But looking at the actual research, it doesn’t point merely to the asset of having a second parent in the home. It is very specific about having not only a mother, but a father in the home. It’s important to have this kind of study released that points to the importance of fathers, but all Christians really need is the Scripture. Because the Scriptures make very clear God’s intention for children to have both a mother and a father, married to each other, and faithful to each other. That plan for the family didn’t emerge from a think tank, it emerged from the revelation of God in the very structures of creation and explicitly in the Scripture, going all the way back to the book of Genesis.
"Mobile" generation tends to find self-worth in social media, not in the image of God
Finally, this week the New York Times ran a major article, a sizable article, that was entitled,
“Growing Up Mobile.”
And it has to do with children and especially with teenagers in America and the reality of the digital age. Reporter Conor Dougherty is going to great lengths in this article to demonstrate just how feverish the competition is among digital corporations to be the latest thing when it comes to social media and America’s adolescents. The question is not just what are they using now—an array of platforms in the digital age—but what is going to be the next thing that will draw the attention of America’s adolescents and young adults. But from a Christian worldview perspective, parents need to be particularly attentive to what was embedded in this article, and it’s a pretty candid assessment of the impact of social media in the lives of America’s teenagers. And the big issue here of parental concern should be the degree to which self-esteem appears to be tied to their engagement with social media. One key paragraph in the article says this,

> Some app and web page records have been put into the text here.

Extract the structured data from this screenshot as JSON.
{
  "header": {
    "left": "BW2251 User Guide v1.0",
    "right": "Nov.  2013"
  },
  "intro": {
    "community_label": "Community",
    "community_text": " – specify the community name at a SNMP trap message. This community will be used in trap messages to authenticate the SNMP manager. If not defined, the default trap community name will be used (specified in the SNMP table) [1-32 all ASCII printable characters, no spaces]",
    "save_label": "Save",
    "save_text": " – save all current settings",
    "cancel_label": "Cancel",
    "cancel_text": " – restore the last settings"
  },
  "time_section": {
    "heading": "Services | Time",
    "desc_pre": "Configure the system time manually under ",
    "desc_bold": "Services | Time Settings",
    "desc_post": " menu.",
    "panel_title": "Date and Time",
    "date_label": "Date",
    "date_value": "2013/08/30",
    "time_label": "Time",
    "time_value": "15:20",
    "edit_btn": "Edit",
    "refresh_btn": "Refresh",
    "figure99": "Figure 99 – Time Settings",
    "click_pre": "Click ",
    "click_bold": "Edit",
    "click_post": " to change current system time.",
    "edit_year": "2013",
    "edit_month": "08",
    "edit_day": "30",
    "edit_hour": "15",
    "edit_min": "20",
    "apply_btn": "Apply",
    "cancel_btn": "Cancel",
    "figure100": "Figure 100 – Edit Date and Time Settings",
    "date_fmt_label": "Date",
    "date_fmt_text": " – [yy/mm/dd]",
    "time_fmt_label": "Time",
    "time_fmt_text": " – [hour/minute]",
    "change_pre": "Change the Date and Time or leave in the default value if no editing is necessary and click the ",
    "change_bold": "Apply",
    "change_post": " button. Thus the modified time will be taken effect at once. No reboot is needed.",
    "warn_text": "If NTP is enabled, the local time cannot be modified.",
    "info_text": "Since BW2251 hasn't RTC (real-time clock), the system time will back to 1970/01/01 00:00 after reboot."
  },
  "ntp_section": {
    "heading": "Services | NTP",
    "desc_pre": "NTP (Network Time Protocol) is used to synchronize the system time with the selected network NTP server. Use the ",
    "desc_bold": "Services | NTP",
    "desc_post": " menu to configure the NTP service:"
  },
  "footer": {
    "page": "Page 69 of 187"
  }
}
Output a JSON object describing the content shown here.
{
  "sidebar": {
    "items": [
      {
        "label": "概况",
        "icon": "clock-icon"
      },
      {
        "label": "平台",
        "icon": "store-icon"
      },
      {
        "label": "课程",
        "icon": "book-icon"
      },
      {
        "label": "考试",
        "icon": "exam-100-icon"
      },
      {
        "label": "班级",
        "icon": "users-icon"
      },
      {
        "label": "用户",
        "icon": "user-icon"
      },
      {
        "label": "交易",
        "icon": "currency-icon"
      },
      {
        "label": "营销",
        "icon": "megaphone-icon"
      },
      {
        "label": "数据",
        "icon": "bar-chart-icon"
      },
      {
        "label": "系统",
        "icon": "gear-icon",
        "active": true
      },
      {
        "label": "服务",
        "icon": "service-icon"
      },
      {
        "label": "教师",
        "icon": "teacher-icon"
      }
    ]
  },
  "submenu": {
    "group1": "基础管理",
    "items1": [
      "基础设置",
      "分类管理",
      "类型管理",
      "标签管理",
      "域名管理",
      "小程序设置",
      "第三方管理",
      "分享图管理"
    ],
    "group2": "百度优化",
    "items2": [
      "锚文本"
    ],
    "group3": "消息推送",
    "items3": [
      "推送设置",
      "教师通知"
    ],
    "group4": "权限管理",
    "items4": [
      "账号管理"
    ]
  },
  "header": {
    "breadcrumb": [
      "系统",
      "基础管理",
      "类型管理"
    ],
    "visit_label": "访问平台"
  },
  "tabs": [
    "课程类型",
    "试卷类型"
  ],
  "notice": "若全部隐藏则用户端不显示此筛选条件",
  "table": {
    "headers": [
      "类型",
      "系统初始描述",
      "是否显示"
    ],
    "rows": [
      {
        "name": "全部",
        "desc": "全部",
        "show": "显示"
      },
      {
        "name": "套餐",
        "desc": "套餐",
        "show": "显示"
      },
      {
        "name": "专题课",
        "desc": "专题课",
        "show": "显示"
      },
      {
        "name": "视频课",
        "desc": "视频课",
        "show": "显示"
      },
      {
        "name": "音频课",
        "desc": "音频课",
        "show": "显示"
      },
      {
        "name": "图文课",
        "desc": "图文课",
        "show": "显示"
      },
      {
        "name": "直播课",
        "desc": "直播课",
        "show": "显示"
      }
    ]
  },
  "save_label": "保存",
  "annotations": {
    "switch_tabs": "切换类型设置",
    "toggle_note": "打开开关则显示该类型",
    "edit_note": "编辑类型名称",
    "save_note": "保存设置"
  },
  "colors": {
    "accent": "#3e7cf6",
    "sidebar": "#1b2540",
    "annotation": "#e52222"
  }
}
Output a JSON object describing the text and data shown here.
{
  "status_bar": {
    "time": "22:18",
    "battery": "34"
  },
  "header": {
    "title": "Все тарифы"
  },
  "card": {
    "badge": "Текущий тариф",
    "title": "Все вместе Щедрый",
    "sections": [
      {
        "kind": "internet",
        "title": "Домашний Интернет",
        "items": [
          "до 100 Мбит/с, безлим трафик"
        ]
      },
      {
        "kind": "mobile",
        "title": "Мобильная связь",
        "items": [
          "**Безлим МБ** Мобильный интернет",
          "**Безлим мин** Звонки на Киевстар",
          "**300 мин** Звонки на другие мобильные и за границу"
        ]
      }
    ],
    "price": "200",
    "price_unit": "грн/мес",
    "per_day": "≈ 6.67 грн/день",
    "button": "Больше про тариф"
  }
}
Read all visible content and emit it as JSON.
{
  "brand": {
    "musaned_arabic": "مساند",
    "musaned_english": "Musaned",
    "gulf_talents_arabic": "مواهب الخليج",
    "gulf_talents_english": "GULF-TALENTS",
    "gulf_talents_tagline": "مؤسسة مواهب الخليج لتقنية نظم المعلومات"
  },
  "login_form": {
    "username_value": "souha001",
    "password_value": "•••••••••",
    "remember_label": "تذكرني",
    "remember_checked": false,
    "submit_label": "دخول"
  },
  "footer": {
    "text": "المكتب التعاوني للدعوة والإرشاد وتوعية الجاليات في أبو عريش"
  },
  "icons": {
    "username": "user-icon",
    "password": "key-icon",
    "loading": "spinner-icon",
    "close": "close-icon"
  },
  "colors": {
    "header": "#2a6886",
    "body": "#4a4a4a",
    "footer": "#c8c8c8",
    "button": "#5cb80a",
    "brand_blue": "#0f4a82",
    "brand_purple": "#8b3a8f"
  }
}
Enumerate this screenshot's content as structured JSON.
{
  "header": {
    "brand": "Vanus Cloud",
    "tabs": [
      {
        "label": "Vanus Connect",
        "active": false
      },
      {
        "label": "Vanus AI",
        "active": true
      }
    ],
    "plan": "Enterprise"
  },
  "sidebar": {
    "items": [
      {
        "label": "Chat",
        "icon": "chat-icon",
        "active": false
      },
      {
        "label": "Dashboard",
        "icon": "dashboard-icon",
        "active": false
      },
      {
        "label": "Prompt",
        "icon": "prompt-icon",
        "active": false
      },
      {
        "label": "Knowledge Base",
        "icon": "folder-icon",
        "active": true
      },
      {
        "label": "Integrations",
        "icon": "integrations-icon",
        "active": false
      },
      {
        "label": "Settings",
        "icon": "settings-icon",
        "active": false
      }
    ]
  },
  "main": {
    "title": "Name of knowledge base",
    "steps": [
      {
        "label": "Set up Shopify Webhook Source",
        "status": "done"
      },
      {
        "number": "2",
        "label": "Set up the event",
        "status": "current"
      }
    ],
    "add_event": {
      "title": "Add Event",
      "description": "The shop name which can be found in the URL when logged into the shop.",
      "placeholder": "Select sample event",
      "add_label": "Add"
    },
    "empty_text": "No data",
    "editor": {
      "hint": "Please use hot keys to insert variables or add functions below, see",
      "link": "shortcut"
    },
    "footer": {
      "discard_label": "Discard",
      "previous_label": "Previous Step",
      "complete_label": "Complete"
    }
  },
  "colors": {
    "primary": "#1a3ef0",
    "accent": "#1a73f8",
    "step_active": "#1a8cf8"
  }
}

“The same way Gen X measured its worth in answering machine messages, the mobile-minded teenager sees each like and mention as reassurance of an active social life. And when your phone is the default security blanket for enduring the awkwardness of walking a high school hallway, it feels nice to have a bunch of digital hellos ready with a swipe.”
But this article makes clear that it’s not just “digital hellos” that are at stake here, it’s negative judgments as well, and the fact that many teenagers have great injury to their self-esteem and their emotional condition when they see themselves slighted or attacked, undermined or neglected, in social media. A negative response, it turns out, can be overly important to a teenager, and in particular teenage girls, according to these studies, find themselves in exceedingly vulnerable positions given the fact that they have staked so much on their digital engagement.
Many teenagers have staked much of their self-esteem on how many likes or equivalent they can get in social media, and they tend to be very hurt and offended if those likes do not happen or, even more seriously, if negative judgments are expressed in the digital realm. One digital analyst cited in the article found that,
“… teenagers are extremely anxious about being criticized on social media and are more conscious than their parents of when an app makes them feel bad.”
From a Christian worldview perspective, one of the dangers here is the very fact that in any attempt to ground self-worth in anything outside the fact that we are created in the image of God, that leads to an emotional disaster, or at least to the vulnerability that is revealed in this article. But there is a particular vulnerability that appears to be front and central in the digital age. This is something that should concern us all, and should particularly concern America’s Christian parents.
Thanks for listening to The Briefing. For more information go to my website at AlbertMohler.com. You can follow me on Twitter by going to twitter.com/albertmohler. For information on The Southern Baptist Theological Seminary go to sbts.edu. For information on Boyce College just go to BoyceCollege.com.
I’m speaking to you from West Palm Beach, Florida, and I’ll meet you again on Monday for The Briefing.